Towns and Cities

The Committee heard how urban centres are likely to lose if people work remotely, however this could advantage ‘left behind’ town centres and local neighbourhoods.

The Committee is calling on the next Welsh Government to develop a plan to maximise those gains and ‘reimagine’ town and city centres as part of its COVID-19 recovery plans – the Committee believes a coordinated effort is needed across government, to include plans to support retail, community cohesion, transport and other infrastructure.

Remote Working Hubs

The Welsh Government is piloting new ‘community hubs’ for people to work from, but the Committee is concerned that there are gaps in evidence about the existing network of co-working spaces in Wales. The Committee believes the Welsh Government should map out existing network of hubs

The Committee believes ‘community hubs’ should support local communities and high streets as well as supporting innovation and collaboration. Plans must be in place for adequate facilities to ensure success for the scheme, looking at childcare, public transport and active travel, retail and hospitality.

Transport and Decarbonisation

In its evidence to the Committee, the Welsh Government made it clear that the need to decarbonise the transport network, address congestion and pollution and achieve ambitious climate change targets are key policy drivers in this area.

But the Committee heard how the impact of the 30% target on congestion and overcrowding on Wales’ public transport network would be “negligible”, as over-capacity was already an issue before COVID-19.

Russell George MS, Chair of the Economy, Infrastructure and Skills Committee:

“The office isn’t dead but remote working is here to stay, and it comes with risks. The “Great Homeworking Experiment” has busted myths and demonstrated huge environmental benefits. But the Welsh Government’s ambition for 30% of workers to continue working ‘at or close to home’ has far-reaching implications.

“The widespread hope and expectation is that a healthier hybrid model of flexible working will emerge, and that this will be a good thing.
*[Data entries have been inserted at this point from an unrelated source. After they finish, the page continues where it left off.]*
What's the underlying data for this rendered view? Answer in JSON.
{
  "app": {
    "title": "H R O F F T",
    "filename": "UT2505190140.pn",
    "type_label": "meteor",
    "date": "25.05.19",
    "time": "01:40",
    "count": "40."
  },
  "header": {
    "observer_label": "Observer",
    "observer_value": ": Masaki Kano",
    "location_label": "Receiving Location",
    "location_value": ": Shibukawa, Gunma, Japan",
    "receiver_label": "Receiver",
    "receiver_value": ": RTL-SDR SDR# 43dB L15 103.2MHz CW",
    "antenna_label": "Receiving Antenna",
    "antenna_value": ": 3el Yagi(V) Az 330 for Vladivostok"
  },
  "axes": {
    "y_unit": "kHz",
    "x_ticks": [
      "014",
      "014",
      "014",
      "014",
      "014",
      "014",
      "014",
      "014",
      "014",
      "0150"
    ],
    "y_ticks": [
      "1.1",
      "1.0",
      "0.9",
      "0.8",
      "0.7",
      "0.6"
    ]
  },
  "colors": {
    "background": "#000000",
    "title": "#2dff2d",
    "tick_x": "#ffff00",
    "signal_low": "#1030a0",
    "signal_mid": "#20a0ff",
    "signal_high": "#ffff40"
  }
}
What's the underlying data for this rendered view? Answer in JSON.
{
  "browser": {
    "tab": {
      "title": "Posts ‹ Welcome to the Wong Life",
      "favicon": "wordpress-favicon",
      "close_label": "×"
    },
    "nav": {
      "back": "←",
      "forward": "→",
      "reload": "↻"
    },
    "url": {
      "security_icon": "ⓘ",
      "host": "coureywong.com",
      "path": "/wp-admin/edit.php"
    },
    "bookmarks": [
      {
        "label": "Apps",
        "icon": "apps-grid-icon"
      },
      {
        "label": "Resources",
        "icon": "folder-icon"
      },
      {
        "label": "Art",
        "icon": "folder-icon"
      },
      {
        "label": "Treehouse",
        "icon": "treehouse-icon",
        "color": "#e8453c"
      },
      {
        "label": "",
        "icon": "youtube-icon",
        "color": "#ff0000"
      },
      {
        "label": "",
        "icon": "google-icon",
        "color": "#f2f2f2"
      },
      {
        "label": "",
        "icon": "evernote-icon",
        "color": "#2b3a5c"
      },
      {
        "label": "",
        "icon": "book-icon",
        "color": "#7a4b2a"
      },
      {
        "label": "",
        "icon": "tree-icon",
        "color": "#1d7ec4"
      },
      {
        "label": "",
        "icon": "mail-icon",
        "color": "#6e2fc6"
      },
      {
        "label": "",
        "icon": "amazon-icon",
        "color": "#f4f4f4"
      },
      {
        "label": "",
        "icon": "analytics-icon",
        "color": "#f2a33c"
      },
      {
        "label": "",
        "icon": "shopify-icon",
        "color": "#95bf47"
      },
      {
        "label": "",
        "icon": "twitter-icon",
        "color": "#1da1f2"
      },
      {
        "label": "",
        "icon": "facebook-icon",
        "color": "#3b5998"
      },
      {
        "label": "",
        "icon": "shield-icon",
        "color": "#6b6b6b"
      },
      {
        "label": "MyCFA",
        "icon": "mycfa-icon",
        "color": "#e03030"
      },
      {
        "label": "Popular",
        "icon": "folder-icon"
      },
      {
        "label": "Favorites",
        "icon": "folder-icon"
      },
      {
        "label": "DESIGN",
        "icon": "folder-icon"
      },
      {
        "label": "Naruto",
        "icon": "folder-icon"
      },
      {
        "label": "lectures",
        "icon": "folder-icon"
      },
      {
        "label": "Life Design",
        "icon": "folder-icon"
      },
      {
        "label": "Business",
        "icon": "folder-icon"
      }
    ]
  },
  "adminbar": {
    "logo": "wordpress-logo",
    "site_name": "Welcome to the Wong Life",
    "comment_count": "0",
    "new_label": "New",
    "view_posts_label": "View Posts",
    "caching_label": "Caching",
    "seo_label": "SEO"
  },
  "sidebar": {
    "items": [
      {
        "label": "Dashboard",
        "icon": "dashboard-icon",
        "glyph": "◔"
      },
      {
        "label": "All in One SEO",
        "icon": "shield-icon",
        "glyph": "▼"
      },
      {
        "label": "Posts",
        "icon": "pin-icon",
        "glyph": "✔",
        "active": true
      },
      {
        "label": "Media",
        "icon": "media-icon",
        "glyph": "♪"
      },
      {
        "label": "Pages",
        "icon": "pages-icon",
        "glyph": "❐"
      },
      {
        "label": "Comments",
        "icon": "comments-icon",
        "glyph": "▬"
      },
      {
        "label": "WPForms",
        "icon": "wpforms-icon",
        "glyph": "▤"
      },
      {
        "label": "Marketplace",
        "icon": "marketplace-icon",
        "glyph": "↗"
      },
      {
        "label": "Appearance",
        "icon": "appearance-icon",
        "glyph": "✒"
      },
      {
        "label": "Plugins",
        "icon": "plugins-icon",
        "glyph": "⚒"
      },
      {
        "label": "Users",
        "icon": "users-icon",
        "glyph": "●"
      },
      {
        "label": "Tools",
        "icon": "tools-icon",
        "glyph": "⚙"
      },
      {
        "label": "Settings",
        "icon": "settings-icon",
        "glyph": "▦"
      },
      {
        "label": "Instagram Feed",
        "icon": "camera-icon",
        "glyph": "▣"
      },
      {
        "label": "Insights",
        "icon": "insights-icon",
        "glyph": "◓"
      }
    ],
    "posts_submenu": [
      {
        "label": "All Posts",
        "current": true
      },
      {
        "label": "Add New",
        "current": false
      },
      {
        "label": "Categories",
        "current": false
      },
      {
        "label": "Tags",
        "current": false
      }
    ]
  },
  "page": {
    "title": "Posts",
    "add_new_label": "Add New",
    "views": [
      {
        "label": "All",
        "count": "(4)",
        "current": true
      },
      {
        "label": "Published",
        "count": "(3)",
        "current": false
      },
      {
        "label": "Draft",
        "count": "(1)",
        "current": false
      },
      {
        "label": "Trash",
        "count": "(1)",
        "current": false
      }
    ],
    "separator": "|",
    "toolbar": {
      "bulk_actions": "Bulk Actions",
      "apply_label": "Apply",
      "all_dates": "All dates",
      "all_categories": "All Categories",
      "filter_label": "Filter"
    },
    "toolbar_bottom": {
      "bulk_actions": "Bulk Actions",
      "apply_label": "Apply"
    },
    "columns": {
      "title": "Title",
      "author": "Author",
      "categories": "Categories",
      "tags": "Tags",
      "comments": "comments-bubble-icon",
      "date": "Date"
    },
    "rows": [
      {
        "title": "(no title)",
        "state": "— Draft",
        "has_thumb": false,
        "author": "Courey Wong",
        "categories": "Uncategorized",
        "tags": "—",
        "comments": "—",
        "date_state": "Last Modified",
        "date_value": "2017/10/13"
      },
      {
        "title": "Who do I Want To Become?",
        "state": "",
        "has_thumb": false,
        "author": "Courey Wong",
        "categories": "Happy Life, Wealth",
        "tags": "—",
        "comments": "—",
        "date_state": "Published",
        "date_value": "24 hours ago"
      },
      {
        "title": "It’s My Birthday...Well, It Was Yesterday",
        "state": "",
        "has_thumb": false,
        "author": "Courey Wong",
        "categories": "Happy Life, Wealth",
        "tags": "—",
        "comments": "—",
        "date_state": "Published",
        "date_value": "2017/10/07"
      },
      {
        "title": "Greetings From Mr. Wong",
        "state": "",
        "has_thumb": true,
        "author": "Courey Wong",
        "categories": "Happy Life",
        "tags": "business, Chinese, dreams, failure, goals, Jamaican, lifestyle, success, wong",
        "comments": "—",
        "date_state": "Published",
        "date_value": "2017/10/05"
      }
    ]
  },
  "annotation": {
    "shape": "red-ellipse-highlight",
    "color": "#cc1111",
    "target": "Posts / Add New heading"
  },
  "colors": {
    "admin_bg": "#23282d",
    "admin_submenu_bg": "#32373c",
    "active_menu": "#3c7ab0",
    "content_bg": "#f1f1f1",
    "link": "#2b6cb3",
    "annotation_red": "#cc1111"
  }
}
However, a lot of work is needed by the Welsh Government to maximise the potential benefits of remote working. It will need to address risks by supporting communities though the transition, protecting all workers’ rights, ensuring that managers have the right skills to support healthy remote working, and preventing the development of a “two tier” workforce.

“It seems clear that a 30% ambition is achievable, but as well as obvious environmental gains, the wider impacts must be measured and mitigated. There must be a plan to deal with the move of economic activity out of city centres and to ensure the benefit is felt by local communities. Higher skilled, better paid workers will benefit most, and the implications of this for the rest of the workforce, and for public funding, need to be considered.

“There are obvious benefits to remote working, and there are obvious concerns, it’s vital that as we recover from COVID-19 that we get the balance right for our communities and that no one is left behind.”

Professor Alan Felstead, based at Cardiff University's School of Social Sciences:

"Coronavirus will have a long-lasting effect on the way we work, with an explosion in the prevalence of homeworking.  Even when social restrictions are fully lifted, it is unlikely there will be a full return to the traditional office setting. Instead, the last twelve months has revealed a strong appetite for homeworking among employees and has proved to employers that flexible working can bring business benefits.

“However, these changes are not going to be straightforward. We will need to rethink and reimagine our notions of home and work, the nature of our towns and cities, and assess whether our transport and telecommunications infrastructure is fit for purpose. By setting a target for remote working and launching an inquiry into the phenomenon, Welsh Government and the Senedd are leading the way. Today’s report marks the start not the end of that process.”